(Items listed in a dataset)
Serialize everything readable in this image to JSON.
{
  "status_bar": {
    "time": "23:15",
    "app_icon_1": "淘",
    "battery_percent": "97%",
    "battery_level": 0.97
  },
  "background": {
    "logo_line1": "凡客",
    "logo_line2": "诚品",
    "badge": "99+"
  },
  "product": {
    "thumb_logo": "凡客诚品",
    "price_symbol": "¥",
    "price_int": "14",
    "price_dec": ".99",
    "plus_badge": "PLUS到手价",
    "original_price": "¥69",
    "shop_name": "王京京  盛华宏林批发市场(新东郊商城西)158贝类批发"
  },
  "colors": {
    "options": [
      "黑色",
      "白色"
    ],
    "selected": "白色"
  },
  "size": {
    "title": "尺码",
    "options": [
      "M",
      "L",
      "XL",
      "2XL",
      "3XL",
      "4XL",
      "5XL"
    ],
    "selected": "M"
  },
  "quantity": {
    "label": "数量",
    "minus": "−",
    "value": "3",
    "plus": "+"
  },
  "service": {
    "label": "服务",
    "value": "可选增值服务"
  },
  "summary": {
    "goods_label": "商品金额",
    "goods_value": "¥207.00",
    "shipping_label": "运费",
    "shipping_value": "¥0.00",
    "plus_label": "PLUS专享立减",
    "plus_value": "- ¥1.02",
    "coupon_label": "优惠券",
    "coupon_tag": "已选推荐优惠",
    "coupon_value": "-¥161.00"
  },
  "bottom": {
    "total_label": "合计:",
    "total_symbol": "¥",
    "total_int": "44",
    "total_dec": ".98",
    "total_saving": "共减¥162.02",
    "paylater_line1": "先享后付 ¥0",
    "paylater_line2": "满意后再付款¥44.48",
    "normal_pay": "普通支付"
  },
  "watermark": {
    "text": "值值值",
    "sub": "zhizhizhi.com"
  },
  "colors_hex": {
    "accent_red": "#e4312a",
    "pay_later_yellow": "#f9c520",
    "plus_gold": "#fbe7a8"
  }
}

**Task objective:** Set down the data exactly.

**The answer:**
Serialize everything readable in this image to JSON.
{
  "status_bar": {
    "time": "23:15",
    "app_icon_1": "淘",
    "battery_percent": "97%",
    "battery_level": 0.97
  },
  "background": {
    "logo_line1": "凡客",
    "logo_line2": "诚品",
    "badge": "99+"
  },
  "product": {
    "thumb_logo": "凡客诚品",
    "price_symbol": "¥",
    "price_int": "14",
    "price_dec": ".99",
    "plus_badge": "PLUS到手价",
    "original_price": "¥69",
    "shop_name": "王京京  盛华宏林批发市场(新东郊商城西)158贝类批发"
  },
  "colors": {
    "options": [
      "黑色",
      "白色"
    ],
    "selected": "白色"
  },
  "size": {
    "title": "尺码",
    "options": [
      "M",
      "L",
      "XL",
      "2XL",
      "3XL",
      "4XL",
      "5XL"
    ],
    "selected": "M"
  },
  "quantity": {
    "label": "数量",
    "minus": "−",
    "value": "3",
    "plus": "+"
  },
  "service": {
    "label": "服务",
    "value": "可选增值服务"
  },
  "summary": {
    "goods_label": "商品金额",
    "goods_value": "¥207.00",
    "shipping_label": "运费",
    "shipping_value": "¥0.00",
    "plus_label": "PLUS专享立减",
    "plus_value": "- ¥1.02",
    "coupon_label": "优惠券",
    "coupon_tag": "已选推荐优惠",
    "coupon_value": "-¥161.00"
  },
  "bottom": {
    "total_label": "合计:",
    "total_symbol": "¥",
    "total_int": "44",
    "total_dec": ".98",
    "total_saving": "共减¥162.02",
    "paylater_line1": "先享后付 ¥0",
    "paylater_line2": "满意后再付款¥44.48",
    "normal_pay": "普通支付"
  },
  "watermark": {
    "text": "值值值",
    "sub": "zhizhizhi.com"
  },
  "colors_hex": {
    "accent_red": "#e4312a",
    "pay_later_yellow": "#f9c520",
    "plus_gold": "#fbe7a8"
  }
}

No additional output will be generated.